The Milstein Division’s array of travelogues is a gem of a collection containing hundreds of volumes. Covering travel from the age of the explorers to the modern day, the collection continues to grow. Among the categories of American travel writing we hold are journals documenting Western exploration (Lewis & Clark), the travel diaries of famous authors (Mark Twain) and presidents (Theodore Roosevelt), theme-based travel (books on Route-66), and the musings of foreign nationals seeing the country for the first time (G.K. Chesterton).

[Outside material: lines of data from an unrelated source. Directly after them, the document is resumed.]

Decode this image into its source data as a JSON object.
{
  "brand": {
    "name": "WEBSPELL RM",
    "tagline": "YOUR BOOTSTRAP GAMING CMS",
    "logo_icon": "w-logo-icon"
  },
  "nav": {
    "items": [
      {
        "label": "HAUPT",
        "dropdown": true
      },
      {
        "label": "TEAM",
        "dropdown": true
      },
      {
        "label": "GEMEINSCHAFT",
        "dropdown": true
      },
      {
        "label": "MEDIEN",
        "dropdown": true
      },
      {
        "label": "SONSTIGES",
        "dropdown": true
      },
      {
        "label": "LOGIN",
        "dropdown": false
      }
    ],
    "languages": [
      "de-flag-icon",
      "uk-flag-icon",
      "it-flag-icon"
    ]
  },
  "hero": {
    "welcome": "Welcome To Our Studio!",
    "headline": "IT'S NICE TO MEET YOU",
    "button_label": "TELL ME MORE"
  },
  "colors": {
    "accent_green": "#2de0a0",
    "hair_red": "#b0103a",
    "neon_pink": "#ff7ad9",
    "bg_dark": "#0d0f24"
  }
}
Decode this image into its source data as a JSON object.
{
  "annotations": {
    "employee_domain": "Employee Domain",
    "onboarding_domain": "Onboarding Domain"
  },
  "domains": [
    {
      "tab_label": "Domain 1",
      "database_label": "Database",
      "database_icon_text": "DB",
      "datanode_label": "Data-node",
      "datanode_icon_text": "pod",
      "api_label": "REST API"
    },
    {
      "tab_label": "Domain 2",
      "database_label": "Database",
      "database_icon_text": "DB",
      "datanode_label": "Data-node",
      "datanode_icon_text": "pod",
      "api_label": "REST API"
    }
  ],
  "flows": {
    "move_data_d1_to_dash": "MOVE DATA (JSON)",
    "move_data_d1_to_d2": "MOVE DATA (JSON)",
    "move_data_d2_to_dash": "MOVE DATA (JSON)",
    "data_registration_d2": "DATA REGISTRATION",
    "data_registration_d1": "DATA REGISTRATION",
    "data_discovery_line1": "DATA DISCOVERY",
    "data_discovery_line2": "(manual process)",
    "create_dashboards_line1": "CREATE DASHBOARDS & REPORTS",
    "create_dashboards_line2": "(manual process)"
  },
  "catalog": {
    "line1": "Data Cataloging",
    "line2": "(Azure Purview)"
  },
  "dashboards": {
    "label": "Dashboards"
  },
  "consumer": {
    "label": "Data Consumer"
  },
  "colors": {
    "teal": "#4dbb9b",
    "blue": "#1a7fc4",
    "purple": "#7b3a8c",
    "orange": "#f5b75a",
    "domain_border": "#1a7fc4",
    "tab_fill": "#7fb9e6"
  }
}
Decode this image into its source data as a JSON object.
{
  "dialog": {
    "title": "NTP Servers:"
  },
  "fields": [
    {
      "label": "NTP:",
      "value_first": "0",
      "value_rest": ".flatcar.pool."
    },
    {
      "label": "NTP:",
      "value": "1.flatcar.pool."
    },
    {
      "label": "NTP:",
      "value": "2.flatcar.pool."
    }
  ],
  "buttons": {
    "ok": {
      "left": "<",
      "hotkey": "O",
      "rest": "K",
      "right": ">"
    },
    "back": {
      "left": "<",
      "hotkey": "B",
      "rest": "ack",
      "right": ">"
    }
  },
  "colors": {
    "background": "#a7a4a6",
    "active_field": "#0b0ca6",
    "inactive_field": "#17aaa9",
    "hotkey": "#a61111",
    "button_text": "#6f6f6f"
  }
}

For the armchair traveler interested in delving into the collection, a couple of road trip titles to pique your interest are Modern Gypsies, by Mary Crehore Bedell, and By Motor to the Golden Gate, by none other than the etiquette maven Emily Post. Modern Gypsies, published in 1924, is a description of Bedell and her husband’s 12,000-mile car-camping road trip. The map of their expedition is a doozy: their route circles the perimeter of the country. They began traveling by ship from New York south to Florida, drove across the southwest—dipping down to Mexico to visit Juarez and Tijuana—to California, up to Washington and then back along to New York, which they entered via Canada, at Niagara Falls. Along their travels they hiked a glacier, fed bears in Yellowstone (tsk, tsk), witnessed a Texas cyclone, and visited Seminole and Flathead reservations. Their photographs are engaging, capturing representatives of the American population at a time before mass-marketed fashion and culture, and in surprisingly open, relaxed poses.
Emily Post’s By Motor to the Golden Gate, published in 1916, begins with what her dinner party companions deemed a rather daring announcement: that she and her son intended to travel “in comfort” (read: in luxury) across the continent without servants or chauffeur accompanying them. Bear in mind that they were traveling at a time when cars frequently broke down—theirs made it a mere 200 miles before initially succumbing—and rest stops and lodging were considerably less frequent than they are today. Hearing that “You won’t find Ritz hotels every few miles, and you won’t find Central Park roads all the way,” did give her pause, however she decided to tackle the challenge nonetheless. And I am glad that she did: her descriptions of the people and places she encountered are delightful, her itemized list of daily expenses amusing, and she offers this beauty of an argument for travel in America:
Imagine people living all their lives in Cairo never having seen the Pyramids. Imagine anyone living in Italy never having been to Pompeii. Yet we, ourselves, to whom the antiquities and wonders of far countries are perfectly familiar, did not even know that the wonders of our Southwest existed!
Miss Post’s final answer to the question “How far can you go in comfort?” was the intriguing answer of “Pueblo, Colorado.” As a native Coloradoan, I am pleased to hear my state made the cut! For researchers interested in reading further about American road trips, I offer several helpful subject headings for use in our catalog. I also will be continuing to feature travel writing in our collections. I’d love to hear your favorites!
Travelers’ writings, American [state or country] – Description and travel
Automobile travel—United States—History—20th century